Navigate Up

Four Simple Tips to Keep Your Feet Healthy

Stephen F. Conti, MD

Diabetes is most widely known as a condition resulting in high blood sugar. However, some may be surprised to learn that nerve damage, known as neuropathy, is one of the primary concerns for patients with diabetes. This can seriously affect the body’s extremities, particularly the feet, which are most susceptible to nerve damage.

Preventative actions and careful monitoring can help minimize foot problems that result from neuropathy. Whether you’ve been recently diagnosed with diabetes, or have had the disease for many years, consider the tips below to help keep your feet healthy.

Tip 1: Control your sugar intake

Monitoring your sugar intake can help prevent the development of neuropathy. It’s important to remember that diabetes does not inherently lead to neuropathy. However, chronically high blood sugar levels (demonstrated by hemoglobin A-1 C levels higher than eight) will often result in damage to the nerves connected to the feet. The higher your blood sugar level, the quicker you will typically develop neuropathy.

Tip 2: Work with your doctor

On each visit to your primary care physician, orthopaedic doctor, or foot and ankle specialist, take off your shoes and socks.

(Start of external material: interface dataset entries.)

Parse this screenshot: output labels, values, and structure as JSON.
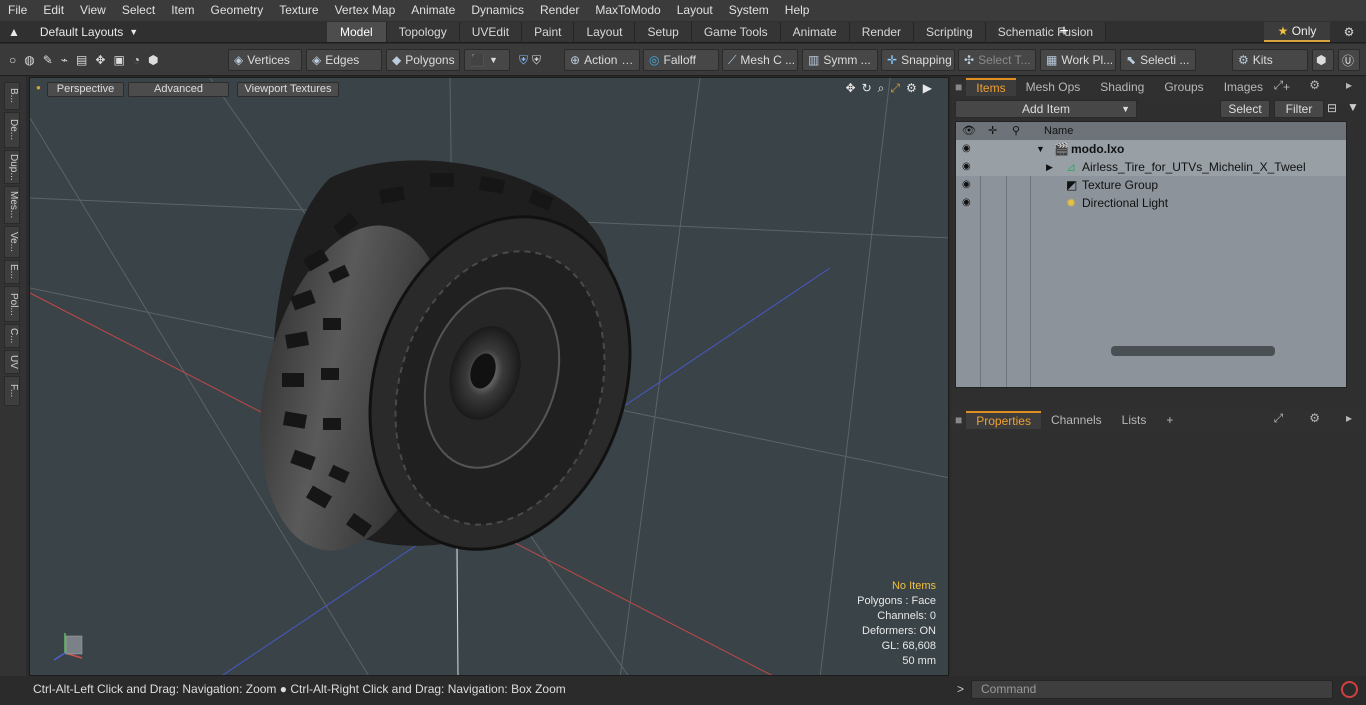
{
  "menu": [
    "File",
    "Edit",
    "View",
    "Select",
    "Item",
    "Geometry",
    "Texture",
    "Vertex Map",
    "Animate",
    "Dynamics",
    "Render",
    "MaxToModo",
    "Layout",
    "System",
    "Help"
  ],
  "layout_selector": "Default Layouts",
  "tabs": [
    "Model",
    "Topology",
    "UVEdit",
    "Paint",
    "Layout",
    "Setup",
    "Game Tools",
    "Animate",
    "Render",
    "Scripting",
    "Schematic Fusion"
  ],
  "active_tab": "Model",
  "only_label": "Only",
  "toolbar": {
    "vertices": "Vertices",
    "edges": "Edges",
    "polygons": "Polygons",
    "action": "Action",
    "falloff": "Falloff",
    "mesh": "Mesh C ...",
    "symm": "Symm ...",
    "snapping": "Snapping",
    "select_t": "Select T...",
    "work_pl": "Work Pl...",
    "selecti": "Selecti ...",
    "kits": "Kits"
  },
  "left_strip": [
    "B...",
    "De...",
    "Dup...",
    "Mes...",
    "Ve...",
    "E...",
    "Pol...",
    "C...",
    "UV",
    "F..."
  ],
  "viewport": {
    "perspective": "Perspective",
    "advanced": "Advanced",
    "textures": "Viewport Textures",
    "info": {
      "no_items": "No Items",
      "polygons": "Polygons : Face",
      "channels": "Channels: 0",
      "deformers": "Deformers: ON",
      "gl": "GL: 68,608",
      "size": "50 mm"
    }
  },
  "status": "Ctrl-Alt-Left Click and Drag: Navigation: Zoom ● Ctrl-Alt-Right Click and Drag: Navigation: Box Zoom",
  "items_panel": {
    "tabs": [
      "Items",
      "Mesh Ops",
      "Shading",
      "Groups",
      "Images"
    ],
    "add_item": "Add Item",
    "select": "Select",
    "filter": "Filter",
    "col_name": "Name",
    "rows": [
      "modo.lxo",
      "Airless_Tire_for_UTVs_Michelin_X_Tweel",
      "Texture Group",
      "Directional Light"
    ]
  },
  "props_panel": {
    "tabs": [
      "Properties",
      "Channels",
      "Lists"
    ]
  },
  "command_placeholder": "Command"
}
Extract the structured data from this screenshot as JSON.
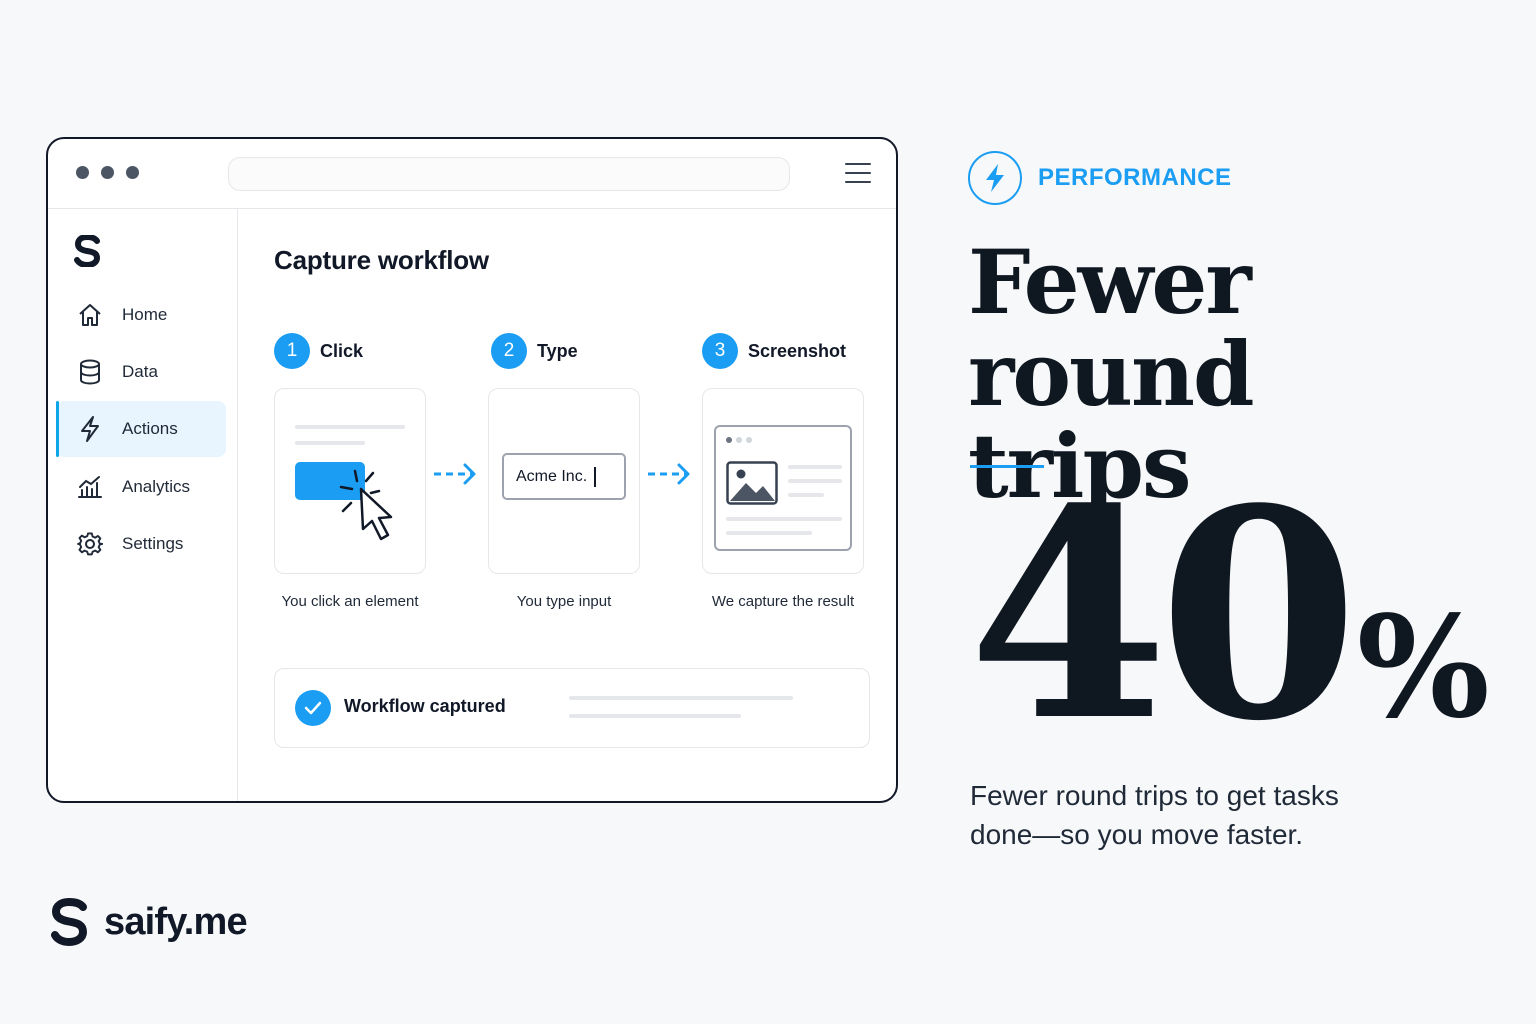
{
  "window": {
    "sidebar": {
      "items": [
        {
          "label": "Home",
          "icon": "home-icon"
        },
        {
          "label": "Data",
          "icon": "database-icon"
        },
        {
          "label": "Actions",
          "icon": "lightning-icon",
          "active": true
        },
        {
          "label": "Analytics",
          "icon": "chart-icon"
        },
        {
          "label": "Settings",
          "icon": "gear-icon"
        }
      ]
    },
    "main": {
      "title": "Capture workflow",
      "steps": [
        {
          "number": "1",
          "label": "Click",
          "caption": "You click an element"
        },
        {
          "number": "2",
          "label": "Type",
          "caption": "You type input",
          "input_value": "Acme Inc."
        },
        {
          "number": "3",
          "label": "Screenshot",
          "caption": "We capture the result"
        }
      ],
      "status": "Workflow captured"
    }
  },
  "feature": {
    "category": "PERFORMANCE",
    "headline_line1": "Fewer",
    "headline_line2": "round trips",
    "stat_number": "40",
    "stat_unit": "%",
    "description": "Fewer round trips to get tasks done—so you move faster."
  },
  "brand": {
    "name": "saify.me"
  },
  "colors": {
    "accent": "#1a9df2",
    "text": "#111827",
    "background": "#f7f8f9"
  }
}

With each checkup, ask your physician to examine your feet and look for any areas of concern. Your doctor can keep detailed records of your feet and help monitor their long-term health.

Tip 3: Inspect your feet daily

When looking at your feet, pay special attention to areas of pressure. You can identify these areas by looking for redness, and by closely monitoring the bottom of the feet. If examining your own feet, a mirror with an extension pole can help view the entirety of the bottom of your foot. If you find any blisters or sores, report these to your health care provider immediately. Complications of sores can potentially lead to prolonged hospitalization or even amputation in serious cases.

Tip 4: Wear specialized footwear

Whether or not you have developed neuropathy, wearing diabetic socks and shoes can help prevent the development and progression of nerve damage. Specialized footwear can support your feet and maintain healthy circulation to your extremities. Supplies are often covered by insurance, so talk to your doctor and discuss your options.

To learn more about the connection between neuropathy and diabetes, or to schedule an appointment with Orthopaedic Specialists—UPMC call 1-877-471-0935.

UPMC | Affiliated with the University of Pittsburgh Schools of the Health Sciences | Supplemental content provided by Healthwise, Incorporated. To learn more, visit

For help in finding a doctor or health service that suits your needs, call the UPMC Referral Service at 412-647-UPMC (8762) or 1-800-533-UPMC (8762). Select option 1.

UPMC is an equal opportunity employer. UPMC policy prohibits discrimination or harassment on the basis of race, color, religion, ancestry, national origin, age, sex, genetics, sexual orientation, gender identity, marital status, familial status, disability, veteran status, or any other legally protected group status. Further, UPMC will continue to support and promote equal employment opportunity, human dignity, and racial, ethnic, and cultural diversity. This policy applies to admissions, employment, and access to and treatment in UPMC programs and activities. This commitment is made by UPMC in accordance with federal, state, and/or local laws and regulations.

Medical information made available on is not intended to be used as a substitute for professional medical advice, diagnosis, or treatment. You should not rely entirely on this information for your health care needs. Ask your own doctor or health care provider any specific medical questions that you have. Further, is not a tool to be used in the case of an emergency. If an emergency arises, you should seek appropriate emergency medical services.

Pittsburgh, PA, USA |